U.S. Energy Information Administration - EIA - Independent Statistics and Analysis
Today in Energy
U.S. total natural gas proved reserves increased 10% (31 trillion cubic feet (Tcf)) in 2013 and reached a new U.S. record of 354 Tcf, according to newly published data in EIA's U.S. Crude Oil and Natural Gas Proved Reserves, 2013.
Proved reserves are those volumes of oil and natural gas that geological and engineering data demonstrate with reasonable certainty to be recoverable in future years from known reservoirs under existing economic and operating conditions.
At the state level, Pennsylvania and West Virginia reported the largest increases in natural gas proved reserves in 2013, driven by continued development of the Marcellus Shale gas play in the Appalachian Basin. Pennsylvania added 13.5 Tcf of proved natural gas reserves, an increase of 37% in 2013. West Virginia had the second-largest increase, an addition of 8.3 Tcf (56%) of natural gas proved reserves. Combined, these two states had 70% of the net increase in U.S. natural gas proved reserves in 2013.

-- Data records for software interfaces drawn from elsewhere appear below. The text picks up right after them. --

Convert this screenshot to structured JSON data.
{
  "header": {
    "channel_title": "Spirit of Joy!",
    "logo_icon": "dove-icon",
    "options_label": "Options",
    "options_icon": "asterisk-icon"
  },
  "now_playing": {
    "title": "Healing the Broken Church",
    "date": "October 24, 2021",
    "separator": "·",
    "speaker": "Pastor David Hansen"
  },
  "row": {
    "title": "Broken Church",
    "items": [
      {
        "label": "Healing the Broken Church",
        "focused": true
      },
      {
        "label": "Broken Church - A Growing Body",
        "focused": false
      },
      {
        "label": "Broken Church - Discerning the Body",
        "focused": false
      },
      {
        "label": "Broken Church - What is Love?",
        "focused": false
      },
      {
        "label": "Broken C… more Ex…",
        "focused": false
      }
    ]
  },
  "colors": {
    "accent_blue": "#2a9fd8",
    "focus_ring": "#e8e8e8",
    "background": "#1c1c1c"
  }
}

Texas, which benefits from having the Barnett and Eagle Ford Shale plays within its borders, had the third-largest increase in 2013—a 5% gain (4.4 Tcf of proved reserves). Proved reserves of natural gas in shale gas plays accounted for 45% (159.1 Tcf) of all U.S. natural gas reserves in 2013.
Alaska had the largest decline in natural gas proved reserves in 2013, the result of deteriorating well performance in certain oil fields. The two fuels are linked because most (87%) of Alaska's natural gas reserves are within reservoirs that also contain and produce crude oil.

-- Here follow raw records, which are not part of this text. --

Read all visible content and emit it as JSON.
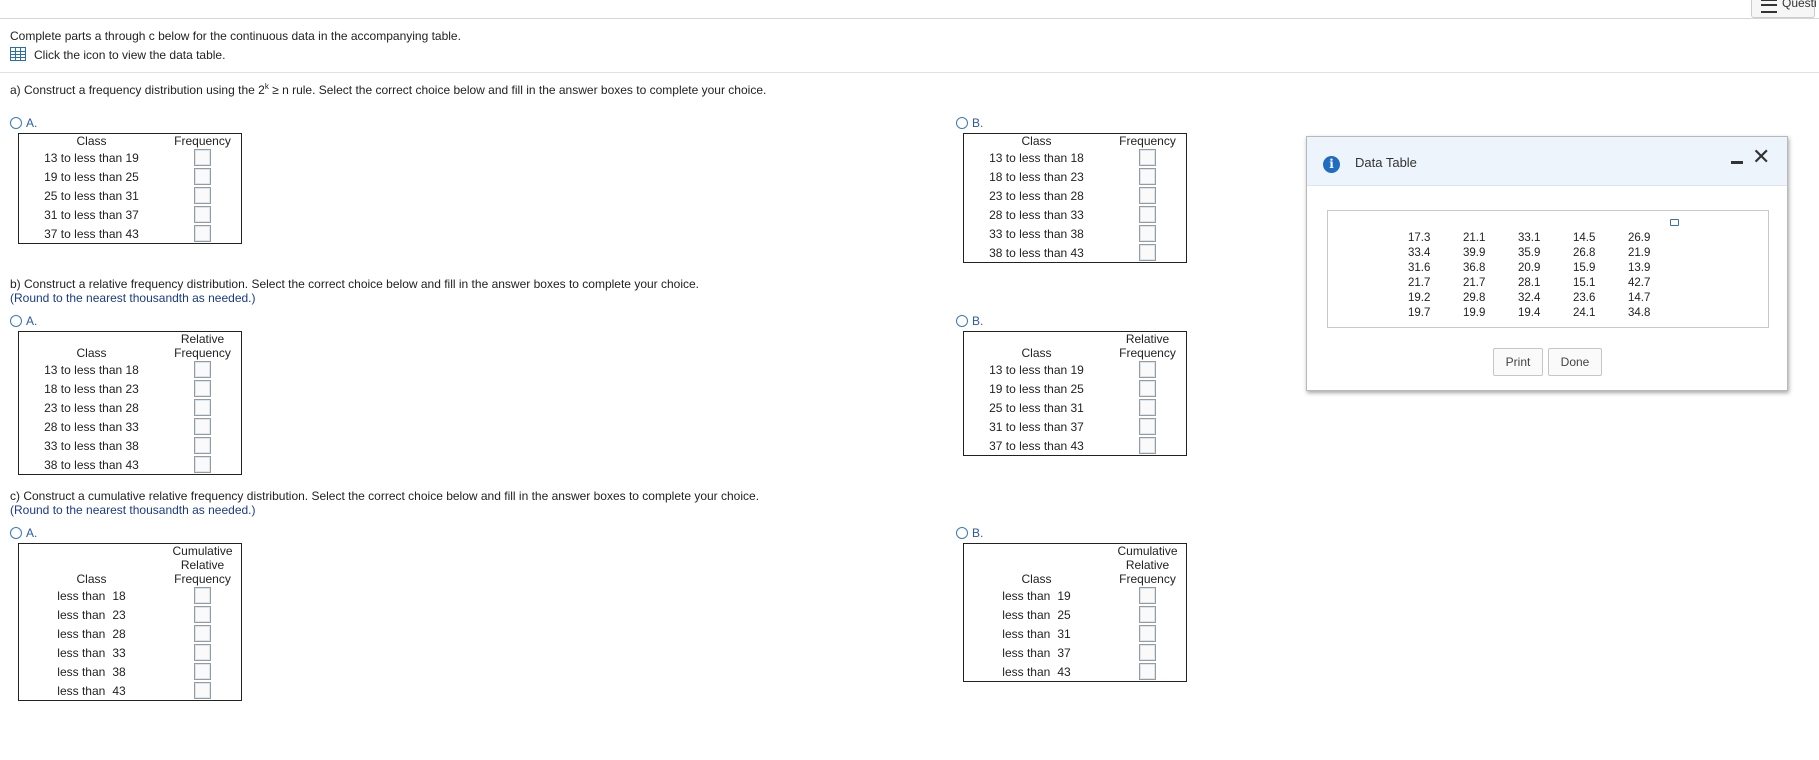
{
  "header": {
    "questions_label": "Questi"
  },
  "instructions": "Complete parts a through c below for the continuous data in the accompanying table.",
  "table_link": "Click the icon to view the data table.",
  "part_a": {
    "question_pre": "a) Construct a frequency distribution using the 2",
    "question_sup": "k",
    "question_post": " ≥ n rule. Select the correct choice below and fill in the answer boxes to complete your choice.",
    "option_a": {
      "label": "A.",
      "class_header": "Class",
      "freq_header": "Frequency",
      "classes": [
        "13 to less than 19",
        "19 to less than 25",
        "25 to less than 31",
        "31 to less than 37",
        "37 to less than 43"
      ]
    },
    "option_b": {
      "label": "B.",
      "class_header": "Class",
      "freq_header": "Frequency",
      "classes": [
        "13 to less than 18",
        "18 to less than 23",
        "23 to less than 28",
        "28 to less than 33",
        "33 to less than 38",
        "38 to less than 43"
      ]
    }
  },
  "part_b": {
    "question": "b) Construct a relative frequency distribution. Select the correct choice below and fill in the answer boxes to complete your choice.",
    "hint": "(Round to the nearest thousandth as needed.)",
    "option_a": {
      "label": "A.",
      "class_header": "Class",
      "freq_header_1": "Relative",
      "freq_header_2": "Frequency",
      "classes": [
        "13 to less than 18",
        "18 to less than 23",
        "23 to less than 28",
        "28 to less than 33",
        "33 to less than 38",
        "38 to less than 43"
      ]
    },
    "option_b": {
      "label": "B.",
      "class_header": "Class",
      "freq_header_1": "Relative",
      "freq_header_2": "Frequency",
      "classes": [
        "13 to less than 19",
        "19 to less than 25",
        "25 to less than 31",
        "31 to less than 37",
        "37 to less than 43"
      ]
    }
  },
  "part_c": {
    "question": "c) Construct a cumulative relative frequency distribution. Select the correct choice below and fill in the answer boxes to complete your choice.",
    "hint": "(Round to the nearest thousandth as needed.)",
    "option_a": {
      "label": "A.",
      "class_header": "Class",
      "freq_header_1": "Cumulative",
      "freq_header_2": "Relative",
      "freq_header_3": "Frequency",
      "less_than": "less than",
      "bounds": [
        "18",
        "23",
        "28",
        "33",
        "38",
        "43"
      ]
    },
    "option_b": {
      "label": "B.",
      "class_header": "Class",
      "freq_header_1": "Cumulative",
      "freq_header_2": "Relative",
      "freq_header_3": "Frequency",
      "less_than": "less than",
      "bounds": [
        "19",
        "25",
        "31",
        "37",
        "43"
      ]
    }
  },
  "data_table_modal": {
    "title": "Data Table",
    "rows": [
      [
        "17.3",
        "21.1",
        "33.1",
        "14.5",
        "26.9"
      ],
      [
        "33.4",
        "39.9",
        "35.9",
        "26.8",
        "21.9"
      ],
      [
        "31.6",
        "36.8",
        "20.9",
        "15.9",
        "13.9"
      ],
      [
        "21.7",
        "21.7",
        "28.1",
        "15.1",
        "42.7"
      ],
      [
        "19.2",
        "29.8",
        "32.4",
        "23.6",
        "14.7"
      ],
      [
        "19.7",
        "19.9",
        "19.4",
        "24.1",
        "34.8"
      ]
    ],
    "print_label": "Print",
    "done_label": "Done"
  }
}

Note: * data withheld to avoid disclosure of individual company data
Changes in reserves reflect both geological and financial factors. In 2012, low natural gas prices led to significant downward revisions to the reserves of existing natural gas fields. As natural gas prices increased in 2013, a portion of those reserves from existing fields were restored by positive net revisions. Other increases in natural gas reserves came from extensions of existing natural gas fields and new discoveries.
EIA's estimates of proved reserves are based on an annual survey of domestic oil and gas well operators. For more information, read the full U.S. Crude Oil and Natural Gas Proved Reserves, 2013 report.
Principal contributor: Steven Grape